### EXERCISE
Apart from the images, reproduce all of the data word for word.

### EXTRACTED MATERIAL
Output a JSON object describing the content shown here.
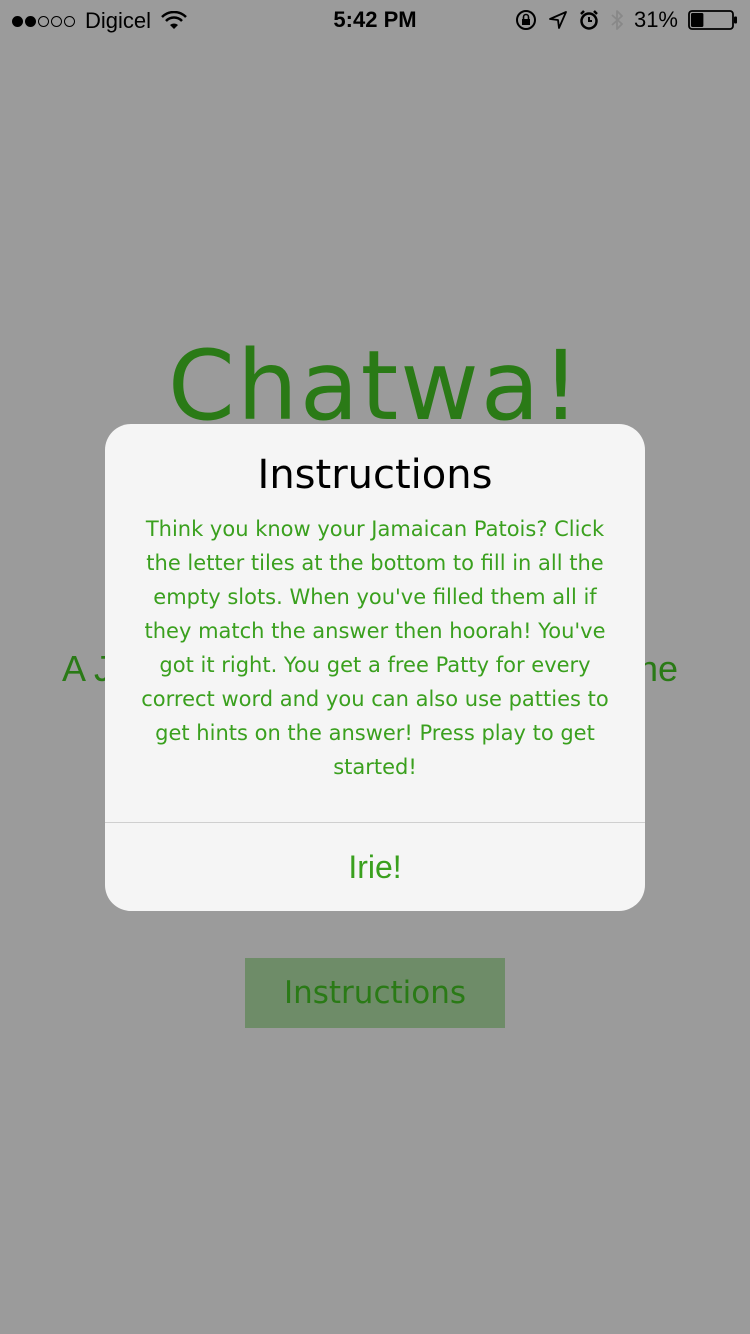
{
  "status_bar": {
    "carrier": "Digicel",
    "time": "5:42 PM",
    "battery_percent": "31%",
    "battery_level": 0.31
  },
  "background": {
    "app_title": "Chatwa!",
    "tagline_left": "A J",
    "tagline_right": "ne",
    "instructions_button_label": "Instructions"
  },
  "alert": {
    "title": "Instructions",
    "message": "Think you know your Jamaican Patois? Click the letter tiles at the bottom to fill in all the empty slots. When you've filled them all if they match the answer then hoorah! You've got it right. You get a free Patty for every correct word and you can also use patties to get hints on the answer! Press play to get started!",
    "button_label": "Irie!"
  },
  "colors": {
    "overlay": "#9b9b9b",
    "brand_green": "#2a7a16",
    "text_green": "#3aa01e"
  }
}
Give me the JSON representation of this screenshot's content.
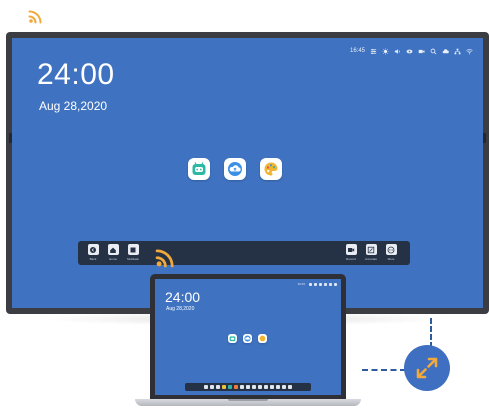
{
  "colors": {
    "screen_blue": "#3f73c1",
    "accent_orange": "#f2a93b",
    "frame_dark": "#3b3d42",
    "connector_blue": "#2e5aa0"
  },
  "display": {
    "clock_time": "24:00",
    "clock_date": "Aug 28,2020",
    "status_time": "16:45",
    "apps": [
      {
        "icon": "robot-assistant-icon",
        "color": "#2db8a6"
      },
      {
        "icon": "cloud-upload-icon",
        "color": "#3b8fe6"
      },
      {
        "icon": "palette-icon",
        "color": "#f2b533"
      }
    ],
    "taskbar_left": [
      {
        "icon": "back-icon",
        "label": "Back"
      },
      {
        "icon": "home-icon",
        "label": "Home"
      },
      {
        "icon": "multitask-icon",
        "label": "Multitask"
      }
    ],
    "taskbar_right": [
      {
        "icon": "record-icon",
        "label": "Record"
      },
      {
        "icon": "annotate-icon",
        "label": "Annotate"
      },
      {
        "icon": "more-icon",
        "label": "More"
      }
    ]
  },
  "laptop": {
    "clock_time": "24:00",
    "clock_date": "Aug 28,2020",
    "status_time": "16:45"
  }
}
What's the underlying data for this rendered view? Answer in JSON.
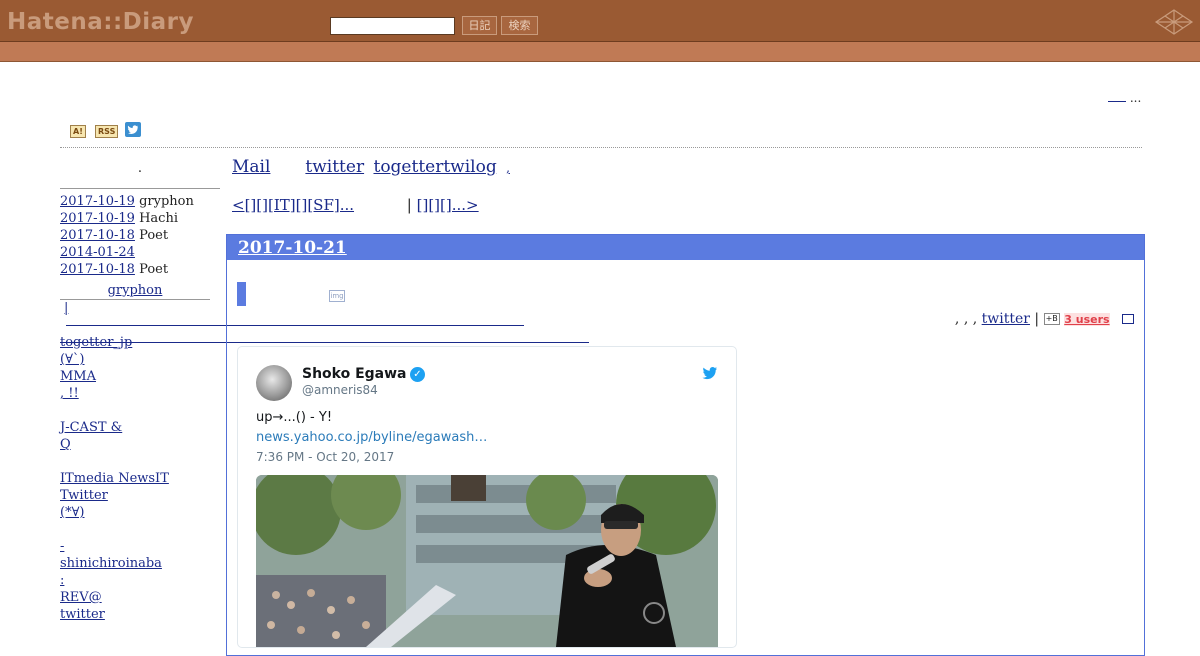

### OUTPUT OF THE TASK
Output a JSON object describing the content shown here.
{
  "status_bar": {
    "carrier": "Digicel",
    "time": "5:42 PM",
    "battery_percent": "31%",
    "battery_level": 0.31
  },
  "background": {
    "app_title": "Chatwa!",
    "tagline_left": "A J",
    "tagline_right": "ne",
    "instructions_button_label": "Instructions"
  },
  "alert": {
    "title": "Instructions",
    "message": "Think you know your Jamaican Patois? Click the letter tiles at the bottom to fill in all the empty slots. When you've filled them all if they match the answer then hoorah! You've got it right. You get a free Patty for every correct word and you can also use patties to get hints on the answer! Press play to get started!",
    "button_label": "Irie!"
  },
  "colors": {
    "overlay": "#9b9b9b",
    "brand_green": "#2a7a16",
    "text_green": "#3aa01e"
  }
}
Give me the JSON representation of this screenshot's content.
{
  "colors": {
    "screen_blue": "#3f73c1",
    "accent_orange": "#f2a93b",
    "frame_dark": "#3b3d42",
    "connector_blue": "#2e5aa0"
  },
  "display": {
    "clock_time": "24:00",
    "clock_date": "Aug 28,2020",
    "status_time": "16:45",
    "apps": [
      {
        "icon": "robot-assistant-icon",
        "color": "#2db8a6"
      },
      {
        "icon": "cloud-upload-icon",
        "color": "#3b8fe6"
      },
      {
        "icon": "palette-icon",
        "color": "#f2b533"
      }
    ],
    "taskbar_left": [
      {
        "icon": "back-icon",
        "label": "Back"
      },
      {
        "icon": "home-icon",
        "label": "Home"
      },
      {
        "icon": "multitask-icon",
        "label": "Multitask"
      }
    ],
    "taskbar_right": [
      {
        "icon": "record-icon",
        "label": "Record"
      },
      {
        "icon": "annotate-icon",
        "label": "Annotate"
      },
      {
        "icon": "more-icon",
        "label": "More"
      }
    ]
  },
  "laptop": {
    "clock_time": "24:00",
    "clock_date": "Aug 28,2020",
    "status_time": "16:45"
  }
}
What's the underlying data for this rendered view? Answer in JSON.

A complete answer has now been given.